By Maria Martin
The words “spacious” and “dorm room” do not belong in the same sentence. The adjectives that will spring to mind when you see your child’s first home away from home are more likely to be “cramped” — or “cozy” if you’re an optimist.
And, more likely than not, your teen will be sharing space with at least one other roommate.
To keep peace in those tight quarters, the words “less is more” should be repeated often, the pros say.
“When you live in a really small space, even the slightest visual mess can have a huge impact,” says Sarah Welch, cofounder of Buttoned Up ( www.getbuttonedup.com ), a national organization committed to helping busy people get organized. She says something as simple as making a bed, or even pulling the duvet up over messy sheets, will go a long way toward making the small space look neater.
Most teens tend to get a little emotionally attached to their possessions, but it’s important for your teen to stick to the essentials when packing for college, she adds.
“Leave the stuffed animals and the guitar she rarely plays,” Welch says. “If she decides she has to have it, she can grab it during the next trip home.”
That’s not to say that you can’t add a bit of character to your dorm room, notes Sabrina Sota, Target’s home style expert.
“Choose accessories that reflect your personality,” she says. “Add textures and patterns to add visual interest. Just because a room is small doesn’t mean you can’t mix things up.”
It’s essential to be inventive to save space, according to Sota. Hanging shelves, for instance, will help the college student create order.
“They provide display spaces for books and picture frames while keeping floors clutter free,” she says.
Storing T-shirts and jeans in under-bed storage boxes is a fairly obvious space-saving technique, but don’t overlook less obvious spaces, says Leah Drill, Bed, Bath & Beyond spokeswoman.
“The door is a great place to hang a mirror, a cap storage rack, an extra rod or a hamper,” she says. “And use slim-line hangers in the closet as well as a double-hanging closet rod to add space in the closet.”

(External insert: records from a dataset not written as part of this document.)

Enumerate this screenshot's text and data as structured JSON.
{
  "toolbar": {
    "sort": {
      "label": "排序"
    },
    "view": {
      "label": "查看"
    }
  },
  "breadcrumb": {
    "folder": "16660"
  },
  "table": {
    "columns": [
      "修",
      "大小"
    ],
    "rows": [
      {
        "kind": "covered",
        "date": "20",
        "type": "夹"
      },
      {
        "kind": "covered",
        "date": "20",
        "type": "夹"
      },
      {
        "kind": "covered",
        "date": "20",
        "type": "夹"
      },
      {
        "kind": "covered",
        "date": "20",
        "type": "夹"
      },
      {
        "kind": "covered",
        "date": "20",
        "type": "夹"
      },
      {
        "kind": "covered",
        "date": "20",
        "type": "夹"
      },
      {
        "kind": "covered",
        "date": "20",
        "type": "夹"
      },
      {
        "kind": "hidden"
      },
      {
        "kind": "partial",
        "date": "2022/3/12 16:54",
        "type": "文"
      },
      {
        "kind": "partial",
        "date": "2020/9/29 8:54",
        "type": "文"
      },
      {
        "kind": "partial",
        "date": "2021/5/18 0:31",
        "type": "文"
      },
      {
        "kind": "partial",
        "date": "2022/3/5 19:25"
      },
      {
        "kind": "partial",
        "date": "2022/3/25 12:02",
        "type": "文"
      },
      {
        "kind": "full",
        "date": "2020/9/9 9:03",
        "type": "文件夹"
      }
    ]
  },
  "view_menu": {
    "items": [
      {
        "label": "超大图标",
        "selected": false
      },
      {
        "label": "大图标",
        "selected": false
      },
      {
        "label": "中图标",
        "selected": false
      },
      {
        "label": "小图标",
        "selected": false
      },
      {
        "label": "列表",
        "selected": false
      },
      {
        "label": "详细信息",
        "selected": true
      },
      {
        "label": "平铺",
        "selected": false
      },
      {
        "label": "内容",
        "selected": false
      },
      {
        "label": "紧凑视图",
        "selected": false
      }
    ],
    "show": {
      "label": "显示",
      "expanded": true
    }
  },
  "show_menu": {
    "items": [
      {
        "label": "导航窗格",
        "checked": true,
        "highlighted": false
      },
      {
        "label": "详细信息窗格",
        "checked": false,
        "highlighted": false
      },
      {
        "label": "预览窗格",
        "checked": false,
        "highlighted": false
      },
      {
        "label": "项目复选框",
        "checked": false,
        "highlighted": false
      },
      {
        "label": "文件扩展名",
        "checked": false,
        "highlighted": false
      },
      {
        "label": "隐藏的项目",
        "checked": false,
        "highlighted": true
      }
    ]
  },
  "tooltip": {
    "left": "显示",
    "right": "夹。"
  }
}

Sota, Drill and other pros suggest a few essentials to help your college student fit snugly into dorm life:
— Sit and Store folding storage ottoman ($19.99, www.bedbathandbeyond.com ). You can’t go wrong with a compact place to sit and do homework. You can tuck electronics and magazines in an exterior pocket, and store your essentials inside.
— Natural Rococo cork board ($24.99, www.containerstore.com ). We love the Container Store for all kinds of dorm needs. When it’s time to keep important information in plain view, every college student needs a display board, and this winner, with its ornate frame, will ensure that class schedules and homework reminders are easy to spot.
— Room Essentials wire lamp ($17.99, www.target.com ). Add a bit of interest to the room with these translucent, wire-frame lamps. They’re small enough to fit into tight spaces, but big enough to brighten up the room.
— The Dazz over-the-door hamper ($9.99, www.bedbathandbeyond.com ): Keep clutter off the floor with this hamper, which features an over-the-door hook and room for up to three loads of laundry.
— Xhilaration paisley pouf or square pouf ($24, www.target.com ). Pouf (OK, poof, grammar students)! It’s instant personality when you toss these whimsical seats in your dorm room.
— 36 Pair over-the-door shoe rack ($29.99, www.bedbathandbeyond.com ). If she can part with her favorite stuffed animal, but not a single pair of strappy sandals, consider an easy-to-assemble rack that hangs over any standard door.
— Room Essentials branch bins ($5.99, www.target.com ). You might not have space to hide the trash bin, so why not show it off? Scatter a few of these colorful bins from Target around the room to help cut down on the clutter.
— 8-inch Power Bed risers ($24.99, www.bedbathandbeyond.com ). Here’s a fix for two of your problems. If your teen needs more storage space in his dorm, these will raise beds 7-inches off the floor, increasing under-bed storage space. And each riser features twin 110-volt grounded power outlets, as well as twin USB outlets. Multitasking isn’t just for students.
— Madras four-drawer tower ($69.99, www.worldmarket.com ). Whether the new college student is sharing a bathroom with one roommate, four or an entire floor of people, it’s essential to organize those toiletries. A tiny bathroom sink crammed with makeup, toothpaste and all manner of hair products will lead to turf wars. Solve them with this pretty but compact tower, big enough to hold washcloths, towels and products. Drawers can be easily pulled out and toted away if the bathroom is down the hall.